  • 16 Sato K, Ezura M, Takahashi A, Yoshimoto T. Fusiform aneurysm of the vertebral artery presenting hemifacial spasm treated by intravascular embolization: case report. Surg Neurol 2001; 56 (1) 52-55
  • 17 Matsumoto K, Saijo T, Kuyama H, Asari S, Nishimoto A. Hemifacial spasm caused by a spontaneous dissecting aneurysm of the vertebral artery. Case report. J Neurosurg 1991; 74 (4) 650-652
  • 18 Tsuchiya D, Kayama T, Saito S, Sato S. Hemifacial spasm due to a compression of the facial nerve by a fusiform aneurysm of the vertebral artery: case report [in Japanese]. No To Shinkei 2000; 52 (6) 517-521
  • 19 Uchino M, Nomoto J, Ohtsuka T, Kuramitsu T. Fusiform aneurysm of the vertebral artery presenting with hemifacial spasm treated by microvascular decompression. Acta Neurochir (Wien) 2005; 147 (8) 901-903
  • 20 von Eckardstein K, Harper C, Castner M, Link M. The significance of intraoperative electromyographic “lateral spread” in predicting outcome of microvascular decompression for hemifacial spasm. J Neurol Surg B Skull Base 2014; 75 (3) 198-203
  • 21 Thirumala PD, Shah AC, Nikonow TN , et al. Microvascular decompression for hemifacial spasm: evaluating outcome prognosticators including the value of intraoperative lateral spread response monitoring and clinical characteristics in 293 patients. J Clin Neurophysiol 2011; 28 (1) 56-66
  • 22 Neves DO, Lefaucheur JP, de Andrade DC , et al. A reappraisal of the value of lateral spread response monitoring in the treatment of hemifacial spasm by microvascular decompression. J Neurol Neurosurg Psychiatry 2009; 80 (12) 1375-1380
  • 23 Joo WI, Lee KJ, Park HK, Chough CK, Rha HK. Prognostic value of intra-operative lateral spread response monitoring during microvascular decompression in patients with hemifacial spasm. J Clin Neurosci 2008; 15 (12) 1335-1339
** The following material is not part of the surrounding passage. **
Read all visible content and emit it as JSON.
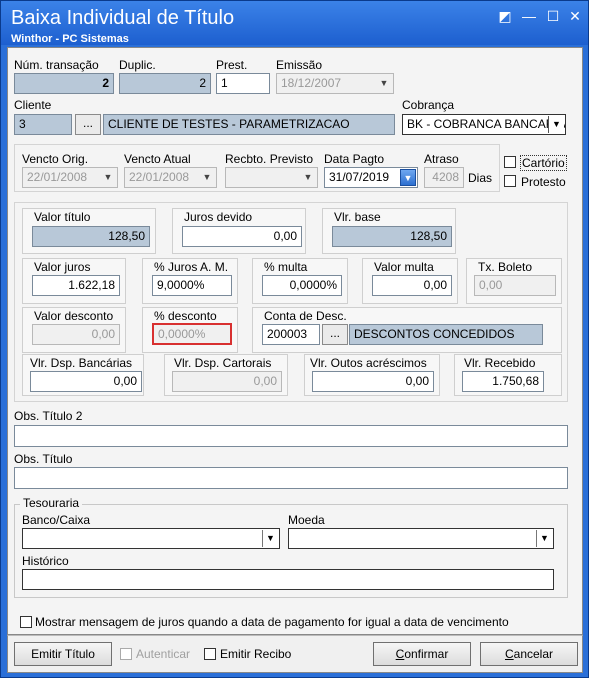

  • 24 Kong DS, Park K, Shin BG, Lee JA, Eum DO. Prognostic value of the lateral spread response for intraoperative electromyography monitoring of the facial musculature during microvascular decompression for hemifacial spasm. J Neurosurg 2007; 106 (3) 384-387
  • 25 Murakami H, Kawaguchi T, Fukuda M, Ito Y, Hasegawa H, Tanaka R. Monitoring of the lateral spread response in the endovascular treatment of a hemifacial spasm caused by an unruptured vertebral artery aneurysm. Case report. J Neurosurg 2004; 101 (5) 861-863
  • 26 Niijima KH, Yonekawa Y, Kaku Y. Disappearance of hemifacial spasm following spinal drainage: a case report [in Japanese]. No Shinkei Geka 1990; 18 (6) 577-580
  • 27 Shin JC, Chung UH, Kim YC, Park CI. Prospective study of microvascular decompression in hemifacial spasm. Neurosurgery 1997; 40 (4) 730-734 ; discussion 734–735